- [RECORDS PROVIDED]
---
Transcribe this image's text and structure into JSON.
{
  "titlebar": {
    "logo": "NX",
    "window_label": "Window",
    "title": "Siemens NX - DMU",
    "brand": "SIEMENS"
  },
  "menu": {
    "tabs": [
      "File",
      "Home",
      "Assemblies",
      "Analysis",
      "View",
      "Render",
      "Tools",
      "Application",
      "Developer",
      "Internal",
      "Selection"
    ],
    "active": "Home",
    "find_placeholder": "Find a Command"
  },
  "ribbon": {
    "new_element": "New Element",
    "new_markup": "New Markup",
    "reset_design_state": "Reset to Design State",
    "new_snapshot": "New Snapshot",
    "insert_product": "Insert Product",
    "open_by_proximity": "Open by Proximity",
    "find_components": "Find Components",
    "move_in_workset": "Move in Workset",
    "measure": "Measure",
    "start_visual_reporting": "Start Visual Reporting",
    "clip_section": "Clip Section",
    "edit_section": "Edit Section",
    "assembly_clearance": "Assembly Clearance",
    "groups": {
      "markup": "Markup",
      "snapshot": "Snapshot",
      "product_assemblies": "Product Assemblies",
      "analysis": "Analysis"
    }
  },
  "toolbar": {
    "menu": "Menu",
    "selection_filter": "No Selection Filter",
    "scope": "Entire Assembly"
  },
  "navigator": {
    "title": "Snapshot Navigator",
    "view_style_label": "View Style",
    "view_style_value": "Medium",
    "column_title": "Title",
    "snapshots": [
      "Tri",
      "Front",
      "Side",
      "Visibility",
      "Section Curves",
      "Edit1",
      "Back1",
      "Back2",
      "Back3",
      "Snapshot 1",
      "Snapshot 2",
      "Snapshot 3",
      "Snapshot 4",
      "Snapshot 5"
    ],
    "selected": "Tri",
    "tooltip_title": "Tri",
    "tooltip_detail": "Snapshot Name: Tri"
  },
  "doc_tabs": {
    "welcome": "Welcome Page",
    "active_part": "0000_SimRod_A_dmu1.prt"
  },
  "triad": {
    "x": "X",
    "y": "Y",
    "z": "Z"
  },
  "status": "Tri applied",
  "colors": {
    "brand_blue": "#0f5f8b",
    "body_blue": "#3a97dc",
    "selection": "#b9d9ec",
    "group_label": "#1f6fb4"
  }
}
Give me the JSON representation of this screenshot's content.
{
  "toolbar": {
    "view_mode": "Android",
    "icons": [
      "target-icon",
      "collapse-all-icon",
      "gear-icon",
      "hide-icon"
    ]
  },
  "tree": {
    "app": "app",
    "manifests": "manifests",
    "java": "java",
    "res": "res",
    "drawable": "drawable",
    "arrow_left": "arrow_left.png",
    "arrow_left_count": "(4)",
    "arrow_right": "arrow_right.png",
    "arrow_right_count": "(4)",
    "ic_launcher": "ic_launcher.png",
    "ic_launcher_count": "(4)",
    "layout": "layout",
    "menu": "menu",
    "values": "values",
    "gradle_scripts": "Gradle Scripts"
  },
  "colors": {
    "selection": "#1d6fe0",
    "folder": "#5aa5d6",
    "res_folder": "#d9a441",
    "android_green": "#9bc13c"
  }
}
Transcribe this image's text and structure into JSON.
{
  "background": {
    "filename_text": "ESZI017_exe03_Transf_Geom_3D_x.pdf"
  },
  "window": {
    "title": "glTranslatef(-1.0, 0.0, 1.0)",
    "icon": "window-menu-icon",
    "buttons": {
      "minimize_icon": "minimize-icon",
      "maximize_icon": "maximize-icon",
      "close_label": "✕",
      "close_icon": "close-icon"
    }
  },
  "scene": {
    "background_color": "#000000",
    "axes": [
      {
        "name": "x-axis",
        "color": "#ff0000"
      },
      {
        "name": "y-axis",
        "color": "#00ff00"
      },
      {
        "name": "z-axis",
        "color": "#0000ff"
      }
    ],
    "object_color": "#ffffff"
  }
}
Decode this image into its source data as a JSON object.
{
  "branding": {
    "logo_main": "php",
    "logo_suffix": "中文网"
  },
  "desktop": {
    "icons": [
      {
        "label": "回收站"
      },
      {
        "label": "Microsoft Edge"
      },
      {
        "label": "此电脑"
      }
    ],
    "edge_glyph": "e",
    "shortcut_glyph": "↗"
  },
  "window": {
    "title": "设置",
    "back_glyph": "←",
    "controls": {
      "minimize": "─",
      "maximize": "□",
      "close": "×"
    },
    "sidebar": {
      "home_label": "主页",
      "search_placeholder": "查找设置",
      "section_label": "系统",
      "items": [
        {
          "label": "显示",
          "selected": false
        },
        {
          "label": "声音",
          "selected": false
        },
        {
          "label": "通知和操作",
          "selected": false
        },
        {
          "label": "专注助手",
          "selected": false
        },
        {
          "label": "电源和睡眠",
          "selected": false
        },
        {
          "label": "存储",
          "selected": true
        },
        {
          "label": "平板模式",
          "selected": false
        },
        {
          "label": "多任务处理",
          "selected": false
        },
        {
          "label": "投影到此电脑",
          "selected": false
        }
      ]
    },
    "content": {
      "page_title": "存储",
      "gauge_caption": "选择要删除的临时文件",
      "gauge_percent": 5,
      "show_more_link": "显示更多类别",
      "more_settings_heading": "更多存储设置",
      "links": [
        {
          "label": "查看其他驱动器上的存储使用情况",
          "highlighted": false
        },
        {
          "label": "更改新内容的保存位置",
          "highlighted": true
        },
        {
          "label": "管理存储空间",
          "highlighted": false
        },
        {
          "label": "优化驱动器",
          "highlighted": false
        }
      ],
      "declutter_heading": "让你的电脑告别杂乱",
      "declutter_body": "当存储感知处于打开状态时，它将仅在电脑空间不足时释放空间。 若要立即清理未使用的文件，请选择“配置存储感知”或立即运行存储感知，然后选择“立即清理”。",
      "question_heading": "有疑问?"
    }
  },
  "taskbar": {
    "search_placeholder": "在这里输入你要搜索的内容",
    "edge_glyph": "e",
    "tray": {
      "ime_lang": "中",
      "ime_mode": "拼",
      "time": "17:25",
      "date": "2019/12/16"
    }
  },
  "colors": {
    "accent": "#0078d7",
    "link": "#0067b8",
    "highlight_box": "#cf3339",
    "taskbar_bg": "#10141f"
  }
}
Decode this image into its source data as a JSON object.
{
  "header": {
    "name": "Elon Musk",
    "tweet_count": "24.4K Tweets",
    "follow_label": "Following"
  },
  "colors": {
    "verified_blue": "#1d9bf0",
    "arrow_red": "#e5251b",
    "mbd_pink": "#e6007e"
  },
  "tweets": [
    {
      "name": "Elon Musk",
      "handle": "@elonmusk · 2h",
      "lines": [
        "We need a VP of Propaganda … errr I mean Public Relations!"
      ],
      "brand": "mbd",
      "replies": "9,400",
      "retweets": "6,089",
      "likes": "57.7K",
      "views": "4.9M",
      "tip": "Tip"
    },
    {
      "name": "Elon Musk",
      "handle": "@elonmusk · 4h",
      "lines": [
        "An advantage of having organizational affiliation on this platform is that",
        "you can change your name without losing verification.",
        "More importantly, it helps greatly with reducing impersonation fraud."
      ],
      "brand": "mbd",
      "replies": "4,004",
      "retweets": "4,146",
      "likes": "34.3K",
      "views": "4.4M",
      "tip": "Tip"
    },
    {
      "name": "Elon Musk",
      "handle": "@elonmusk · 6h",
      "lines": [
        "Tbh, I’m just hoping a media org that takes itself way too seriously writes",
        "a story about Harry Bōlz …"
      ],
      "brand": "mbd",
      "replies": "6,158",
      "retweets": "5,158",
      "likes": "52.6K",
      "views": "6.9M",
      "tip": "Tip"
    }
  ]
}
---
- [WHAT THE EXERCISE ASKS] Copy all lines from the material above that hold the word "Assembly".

- [TASK ANSWER]
    "assembly_clearance": "Assembly Clearance",
    "scope": "Entire Assembly"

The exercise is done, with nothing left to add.